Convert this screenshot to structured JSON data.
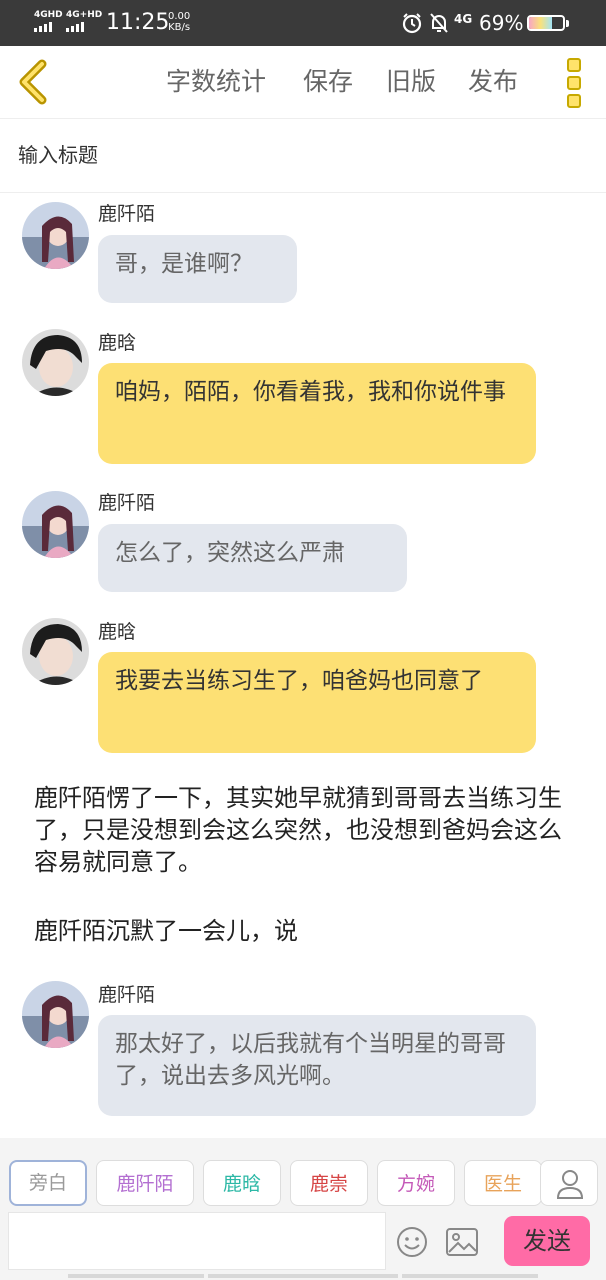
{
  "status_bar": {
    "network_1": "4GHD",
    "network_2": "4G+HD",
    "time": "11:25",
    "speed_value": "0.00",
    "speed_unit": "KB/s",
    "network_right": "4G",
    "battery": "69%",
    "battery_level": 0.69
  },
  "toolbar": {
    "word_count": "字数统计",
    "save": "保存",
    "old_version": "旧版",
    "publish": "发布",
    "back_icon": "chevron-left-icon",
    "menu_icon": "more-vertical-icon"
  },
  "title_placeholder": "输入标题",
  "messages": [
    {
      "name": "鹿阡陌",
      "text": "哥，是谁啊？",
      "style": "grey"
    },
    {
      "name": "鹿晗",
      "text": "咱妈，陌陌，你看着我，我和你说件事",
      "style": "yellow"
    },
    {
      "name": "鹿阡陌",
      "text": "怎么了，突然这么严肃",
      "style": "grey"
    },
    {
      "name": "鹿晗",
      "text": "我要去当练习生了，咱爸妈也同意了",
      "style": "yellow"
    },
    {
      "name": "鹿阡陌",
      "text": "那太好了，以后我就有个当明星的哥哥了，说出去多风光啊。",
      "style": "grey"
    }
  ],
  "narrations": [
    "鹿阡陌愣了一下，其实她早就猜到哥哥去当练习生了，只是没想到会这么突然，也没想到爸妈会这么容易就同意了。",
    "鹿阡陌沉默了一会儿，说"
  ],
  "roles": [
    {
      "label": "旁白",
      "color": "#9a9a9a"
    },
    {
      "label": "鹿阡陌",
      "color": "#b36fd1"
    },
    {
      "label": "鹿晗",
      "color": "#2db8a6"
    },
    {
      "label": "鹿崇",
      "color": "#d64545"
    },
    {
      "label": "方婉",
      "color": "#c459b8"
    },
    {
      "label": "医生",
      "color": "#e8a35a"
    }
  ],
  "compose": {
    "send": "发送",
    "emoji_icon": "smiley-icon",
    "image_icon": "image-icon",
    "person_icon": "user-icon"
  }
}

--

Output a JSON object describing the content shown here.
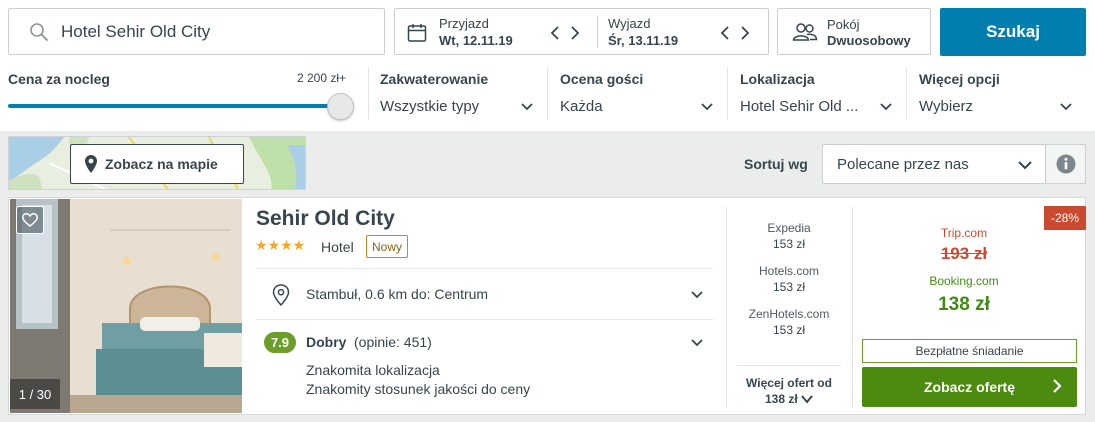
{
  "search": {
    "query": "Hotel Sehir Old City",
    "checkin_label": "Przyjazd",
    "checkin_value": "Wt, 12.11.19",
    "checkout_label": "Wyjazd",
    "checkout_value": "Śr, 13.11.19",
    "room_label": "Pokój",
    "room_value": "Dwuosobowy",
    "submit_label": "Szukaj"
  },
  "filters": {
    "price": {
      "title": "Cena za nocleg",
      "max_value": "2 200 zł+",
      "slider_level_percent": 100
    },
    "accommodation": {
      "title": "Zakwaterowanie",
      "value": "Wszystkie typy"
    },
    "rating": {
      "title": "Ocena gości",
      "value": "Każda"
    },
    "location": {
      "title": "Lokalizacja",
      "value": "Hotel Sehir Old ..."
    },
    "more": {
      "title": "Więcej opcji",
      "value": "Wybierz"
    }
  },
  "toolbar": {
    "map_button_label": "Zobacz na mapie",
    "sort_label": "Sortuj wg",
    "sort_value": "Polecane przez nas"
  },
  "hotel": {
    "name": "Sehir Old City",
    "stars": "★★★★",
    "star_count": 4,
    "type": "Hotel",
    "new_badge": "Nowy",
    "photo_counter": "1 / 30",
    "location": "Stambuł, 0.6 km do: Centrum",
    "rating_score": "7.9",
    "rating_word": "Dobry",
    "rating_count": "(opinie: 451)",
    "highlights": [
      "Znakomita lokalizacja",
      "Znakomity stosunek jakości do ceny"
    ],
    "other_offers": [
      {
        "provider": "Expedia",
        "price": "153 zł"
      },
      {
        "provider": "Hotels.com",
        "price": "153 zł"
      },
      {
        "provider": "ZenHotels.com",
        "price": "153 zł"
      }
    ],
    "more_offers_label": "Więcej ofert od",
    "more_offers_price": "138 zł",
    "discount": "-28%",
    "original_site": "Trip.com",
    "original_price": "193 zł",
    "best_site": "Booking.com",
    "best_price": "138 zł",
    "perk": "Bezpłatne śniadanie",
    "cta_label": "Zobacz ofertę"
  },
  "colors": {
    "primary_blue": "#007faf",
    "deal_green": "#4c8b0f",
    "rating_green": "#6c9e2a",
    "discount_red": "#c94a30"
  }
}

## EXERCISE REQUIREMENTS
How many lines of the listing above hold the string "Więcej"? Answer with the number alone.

## WRITTEN SOLUTION
2